The project of launching into a new line of business was going off really well: highly motivated, the project team was supported by the board and all important internal and external stakeholders. But it only took a few weeks until there was a spanner in the works. The expected project targets of the different stakeholders seemed to be shifting from one week to the next, the project lead was facing ever new expectations of results and after a while the first doubts about the whole project’s usefulness for the enterprise were voiced. After only three months essential resources were withdrawn from the project and six weeks later the project came to a final halt.
Such or similar situations unfortunately occur rather frequently. Projects are being initiated and planned in the best possible way, but then they are lagging behind expectations or are being stopped half-way. In most cases what is at the heart of this failure is not the way project activities were planned or managed, but often a bad set-up. If you take the following three-step approach, you can avoid the most common pitfalls and significantly increase your chances for project success.
The qualitative and quantitative description of targets for the identified parameters should be a matter of course – regardless of whether these are strategic projects or, as described in this article, optimization initiatives.
Defining the target
When a project is being outlined, first and foremost its targets should be clearly defined. These targets describe what the project should achieve in the organisation’s business. The more precise and specific the definition of these targets, the easier it will be to plan the project and assess at what stage it will be judged successful.
If you set out to define your project’s targets in a way that is clear to all, you need to pay careful attention to your wording. The language you use should be succinct, unambiguous and easy to understand. In this way you will ensure that everybody has the same understanding of what you are saying.
To make the description of your project targets more objective, it is helpful to set up KPIs. Make sure, however, that they really reflect the established targets and are not just measurable but arbitrary variables, irrelevant for target achievement.
Finally, you should formulate target values for these KPIs. Again, this will guarantee that all people involved in the project will have the same idea of what the project is to achieve and when exactly this will be the case.
Describing project results
Having defined the project’s targets, you need to formulate the expected results. While the targets of a project say what is to be achieved by the project, project results describe what the project team has to deliver to the client after the project’s completion or at adequate milestones.
This can comprise reports, technical documents, prototypes or other things, depending on the project’s nature and its context.
With project results, just as is true for target definitions, the first step should be a description of expected project results. Bear in mind to note down not only the final, but also possible interim results, especially so if they represent crucial milestones for the further development of the project.

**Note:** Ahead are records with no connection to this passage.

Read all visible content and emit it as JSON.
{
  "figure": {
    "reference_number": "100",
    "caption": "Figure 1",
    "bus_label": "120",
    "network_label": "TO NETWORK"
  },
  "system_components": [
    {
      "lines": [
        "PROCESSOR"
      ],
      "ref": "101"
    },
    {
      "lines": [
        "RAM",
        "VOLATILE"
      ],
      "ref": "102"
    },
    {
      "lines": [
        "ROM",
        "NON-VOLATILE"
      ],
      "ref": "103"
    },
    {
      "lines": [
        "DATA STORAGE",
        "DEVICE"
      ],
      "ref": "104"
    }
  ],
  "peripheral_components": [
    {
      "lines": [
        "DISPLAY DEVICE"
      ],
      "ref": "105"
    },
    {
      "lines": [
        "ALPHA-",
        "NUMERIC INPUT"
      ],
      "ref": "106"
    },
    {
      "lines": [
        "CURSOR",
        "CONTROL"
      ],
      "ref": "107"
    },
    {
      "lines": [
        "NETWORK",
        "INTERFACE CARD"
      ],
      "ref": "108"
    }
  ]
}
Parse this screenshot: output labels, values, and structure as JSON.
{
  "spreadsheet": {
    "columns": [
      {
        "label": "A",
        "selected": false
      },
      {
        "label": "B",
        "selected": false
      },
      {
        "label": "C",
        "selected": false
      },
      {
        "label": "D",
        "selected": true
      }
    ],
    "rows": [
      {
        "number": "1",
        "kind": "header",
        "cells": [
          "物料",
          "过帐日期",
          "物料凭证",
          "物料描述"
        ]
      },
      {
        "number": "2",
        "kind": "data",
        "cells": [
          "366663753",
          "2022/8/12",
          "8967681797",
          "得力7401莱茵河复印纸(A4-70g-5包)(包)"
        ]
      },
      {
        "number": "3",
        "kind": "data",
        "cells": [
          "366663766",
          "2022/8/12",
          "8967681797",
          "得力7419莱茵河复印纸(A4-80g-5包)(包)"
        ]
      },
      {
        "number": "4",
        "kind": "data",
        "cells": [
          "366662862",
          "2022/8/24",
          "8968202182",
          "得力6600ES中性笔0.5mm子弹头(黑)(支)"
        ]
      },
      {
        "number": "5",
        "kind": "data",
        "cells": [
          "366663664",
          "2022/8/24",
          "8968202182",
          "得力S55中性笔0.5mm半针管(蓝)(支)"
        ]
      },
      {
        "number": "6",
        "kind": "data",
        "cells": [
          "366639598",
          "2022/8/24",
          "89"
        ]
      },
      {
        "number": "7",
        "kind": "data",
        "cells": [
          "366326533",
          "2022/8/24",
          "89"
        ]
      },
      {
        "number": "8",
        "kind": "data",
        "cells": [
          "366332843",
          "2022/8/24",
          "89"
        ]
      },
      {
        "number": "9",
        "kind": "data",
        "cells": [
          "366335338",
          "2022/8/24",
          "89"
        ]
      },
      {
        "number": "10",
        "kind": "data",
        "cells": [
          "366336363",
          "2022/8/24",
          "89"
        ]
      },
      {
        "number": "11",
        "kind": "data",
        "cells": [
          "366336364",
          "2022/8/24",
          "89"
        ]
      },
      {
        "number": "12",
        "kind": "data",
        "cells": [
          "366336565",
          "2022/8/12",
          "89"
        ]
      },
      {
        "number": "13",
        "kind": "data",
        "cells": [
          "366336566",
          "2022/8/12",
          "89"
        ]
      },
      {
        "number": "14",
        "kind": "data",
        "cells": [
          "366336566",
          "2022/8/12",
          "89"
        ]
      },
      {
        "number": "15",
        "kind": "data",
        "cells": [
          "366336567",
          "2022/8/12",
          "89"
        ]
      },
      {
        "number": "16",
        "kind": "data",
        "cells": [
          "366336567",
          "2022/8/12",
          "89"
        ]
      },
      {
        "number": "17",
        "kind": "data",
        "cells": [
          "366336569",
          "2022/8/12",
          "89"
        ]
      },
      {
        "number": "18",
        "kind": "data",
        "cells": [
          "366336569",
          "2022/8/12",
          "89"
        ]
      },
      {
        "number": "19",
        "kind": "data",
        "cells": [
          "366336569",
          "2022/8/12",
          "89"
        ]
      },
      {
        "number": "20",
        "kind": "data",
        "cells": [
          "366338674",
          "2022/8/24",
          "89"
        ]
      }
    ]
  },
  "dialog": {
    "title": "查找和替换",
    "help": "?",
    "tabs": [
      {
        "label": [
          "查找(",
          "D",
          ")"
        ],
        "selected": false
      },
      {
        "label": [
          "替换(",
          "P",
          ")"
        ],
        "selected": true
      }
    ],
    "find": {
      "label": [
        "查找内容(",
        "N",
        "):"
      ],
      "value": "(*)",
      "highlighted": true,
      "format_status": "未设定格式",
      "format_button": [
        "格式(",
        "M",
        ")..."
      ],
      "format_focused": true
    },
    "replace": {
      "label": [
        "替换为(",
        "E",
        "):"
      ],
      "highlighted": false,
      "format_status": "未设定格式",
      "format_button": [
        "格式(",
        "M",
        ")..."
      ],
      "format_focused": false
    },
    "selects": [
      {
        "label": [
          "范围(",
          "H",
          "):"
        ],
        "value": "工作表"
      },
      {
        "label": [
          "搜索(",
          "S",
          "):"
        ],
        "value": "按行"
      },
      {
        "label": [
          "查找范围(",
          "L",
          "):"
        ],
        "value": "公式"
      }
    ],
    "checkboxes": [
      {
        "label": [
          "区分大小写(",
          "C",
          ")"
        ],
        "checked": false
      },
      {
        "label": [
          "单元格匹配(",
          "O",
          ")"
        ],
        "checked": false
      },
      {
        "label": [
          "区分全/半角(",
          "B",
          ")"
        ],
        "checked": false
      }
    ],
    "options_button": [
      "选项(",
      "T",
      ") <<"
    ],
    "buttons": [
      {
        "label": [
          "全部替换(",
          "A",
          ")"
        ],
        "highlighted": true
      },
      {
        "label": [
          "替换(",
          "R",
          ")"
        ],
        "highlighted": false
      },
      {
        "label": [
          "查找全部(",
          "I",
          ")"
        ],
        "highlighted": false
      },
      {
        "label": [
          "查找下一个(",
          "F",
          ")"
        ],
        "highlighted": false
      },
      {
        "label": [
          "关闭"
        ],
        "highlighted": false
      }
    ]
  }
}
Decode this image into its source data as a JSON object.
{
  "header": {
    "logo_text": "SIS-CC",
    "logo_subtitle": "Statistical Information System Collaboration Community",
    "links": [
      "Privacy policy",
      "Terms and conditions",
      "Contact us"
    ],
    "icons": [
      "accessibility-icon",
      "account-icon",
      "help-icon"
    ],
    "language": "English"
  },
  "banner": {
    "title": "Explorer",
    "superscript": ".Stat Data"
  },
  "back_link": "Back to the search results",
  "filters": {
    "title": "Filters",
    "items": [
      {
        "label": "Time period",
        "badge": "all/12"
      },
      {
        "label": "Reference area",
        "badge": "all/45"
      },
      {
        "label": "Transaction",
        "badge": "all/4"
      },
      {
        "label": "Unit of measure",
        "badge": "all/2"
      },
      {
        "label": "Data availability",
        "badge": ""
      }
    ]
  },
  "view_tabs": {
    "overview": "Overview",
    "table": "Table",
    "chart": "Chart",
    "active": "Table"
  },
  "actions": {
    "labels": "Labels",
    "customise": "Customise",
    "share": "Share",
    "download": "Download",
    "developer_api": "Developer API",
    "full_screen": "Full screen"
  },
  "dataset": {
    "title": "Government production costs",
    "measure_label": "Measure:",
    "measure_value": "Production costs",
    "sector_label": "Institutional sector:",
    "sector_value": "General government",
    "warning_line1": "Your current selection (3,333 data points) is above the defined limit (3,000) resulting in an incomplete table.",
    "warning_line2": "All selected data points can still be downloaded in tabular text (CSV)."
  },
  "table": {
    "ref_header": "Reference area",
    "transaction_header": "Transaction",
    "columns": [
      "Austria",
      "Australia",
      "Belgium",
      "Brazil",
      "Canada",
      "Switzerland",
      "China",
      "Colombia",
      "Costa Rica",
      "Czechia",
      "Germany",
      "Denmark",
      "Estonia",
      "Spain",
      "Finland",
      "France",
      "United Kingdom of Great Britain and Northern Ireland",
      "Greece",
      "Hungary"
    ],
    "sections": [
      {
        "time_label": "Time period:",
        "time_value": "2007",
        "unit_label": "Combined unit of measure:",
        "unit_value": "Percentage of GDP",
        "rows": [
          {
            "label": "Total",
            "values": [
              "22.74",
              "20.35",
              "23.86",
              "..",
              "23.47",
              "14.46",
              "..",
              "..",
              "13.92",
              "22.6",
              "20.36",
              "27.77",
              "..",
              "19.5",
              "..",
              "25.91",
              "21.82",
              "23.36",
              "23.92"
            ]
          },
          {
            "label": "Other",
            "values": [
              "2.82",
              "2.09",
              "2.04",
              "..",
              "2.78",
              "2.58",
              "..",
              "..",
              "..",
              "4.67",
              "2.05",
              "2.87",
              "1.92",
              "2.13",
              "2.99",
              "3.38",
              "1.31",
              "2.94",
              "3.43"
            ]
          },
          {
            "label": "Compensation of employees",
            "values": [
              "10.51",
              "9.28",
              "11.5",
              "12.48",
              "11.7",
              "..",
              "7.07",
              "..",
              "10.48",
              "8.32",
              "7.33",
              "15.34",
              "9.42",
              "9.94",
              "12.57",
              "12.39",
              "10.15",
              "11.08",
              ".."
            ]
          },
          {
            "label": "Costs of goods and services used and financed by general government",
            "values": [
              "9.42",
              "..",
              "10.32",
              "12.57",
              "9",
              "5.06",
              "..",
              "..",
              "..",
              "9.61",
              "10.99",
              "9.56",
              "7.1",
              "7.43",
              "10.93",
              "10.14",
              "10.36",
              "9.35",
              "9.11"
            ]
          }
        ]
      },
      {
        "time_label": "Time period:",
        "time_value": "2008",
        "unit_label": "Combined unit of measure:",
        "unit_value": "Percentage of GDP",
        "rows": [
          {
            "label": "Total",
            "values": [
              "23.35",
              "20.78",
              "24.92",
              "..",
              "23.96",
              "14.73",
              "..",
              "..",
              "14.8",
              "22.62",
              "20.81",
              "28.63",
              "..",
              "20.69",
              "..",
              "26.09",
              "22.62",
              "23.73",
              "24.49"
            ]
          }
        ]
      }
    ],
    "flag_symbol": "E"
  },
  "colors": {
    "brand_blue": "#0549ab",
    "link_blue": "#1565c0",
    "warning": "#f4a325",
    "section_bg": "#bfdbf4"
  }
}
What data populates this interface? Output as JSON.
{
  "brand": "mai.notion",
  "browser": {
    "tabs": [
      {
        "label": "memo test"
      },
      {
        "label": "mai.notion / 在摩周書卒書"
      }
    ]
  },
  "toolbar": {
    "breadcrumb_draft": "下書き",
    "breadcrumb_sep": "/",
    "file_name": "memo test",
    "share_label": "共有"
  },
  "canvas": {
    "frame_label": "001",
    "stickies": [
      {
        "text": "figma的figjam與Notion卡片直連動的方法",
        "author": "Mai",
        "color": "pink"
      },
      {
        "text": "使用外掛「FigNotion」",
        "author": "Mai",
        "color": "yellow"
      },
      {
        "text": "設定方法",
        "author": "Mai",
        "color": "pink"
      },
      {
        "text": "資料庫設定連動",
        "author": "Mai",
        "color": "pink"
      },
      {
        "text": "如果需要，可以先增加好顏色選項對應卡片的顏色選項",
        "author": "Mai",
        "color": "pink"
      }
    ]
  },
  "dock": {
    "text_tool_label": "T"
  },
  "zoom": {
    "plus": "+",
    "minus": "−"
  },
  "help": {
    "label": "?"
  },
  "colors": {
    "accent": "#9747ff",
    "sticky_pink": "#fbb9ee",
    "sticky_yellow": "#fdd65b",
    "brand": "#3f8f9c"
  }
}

Next you should negotiate with your client about the form in which the results are to be handed in. The better you pin down deadlines and details even before the project is kicked off, the less you will need to double-check and revise while the project is on, when usually there is no time for lengthy discussions.
Before you go on to the next stage in defining the project, you should align the expected results with the initially set targets. The project results should always explicitly refer to the project’s targets or should make it clear that the targets have already been reached. Any discrepancy between the project’s targets and its results strongly suggests that targets or results have not, or only poorly, been put into words.
Specifying the project’s benefit
The third step links the project with its context by outlining its benefit for the company. This brings in questions like: “What problem is the project meant to solve?” Or: “How is the project connected with other activities?”
If you have found satisfying answers to these strategic questions, you should align them with the set targets by finding out if reaching these targets will really lead to the expected benefit. Should this not be the case, you will have to modify the targets.
Similarly, you should check if the expected results accord with the intended benefit. Again, if these two elements do not match you should make necessary adjustments to the results.
Having completed all three stages of project start-up, you can be sure that your project will be integrated into the strategic framework of the company and that clients, stakeholders and project team members alike will have the same understanding of the project’s targets and results – the bottom line of project success.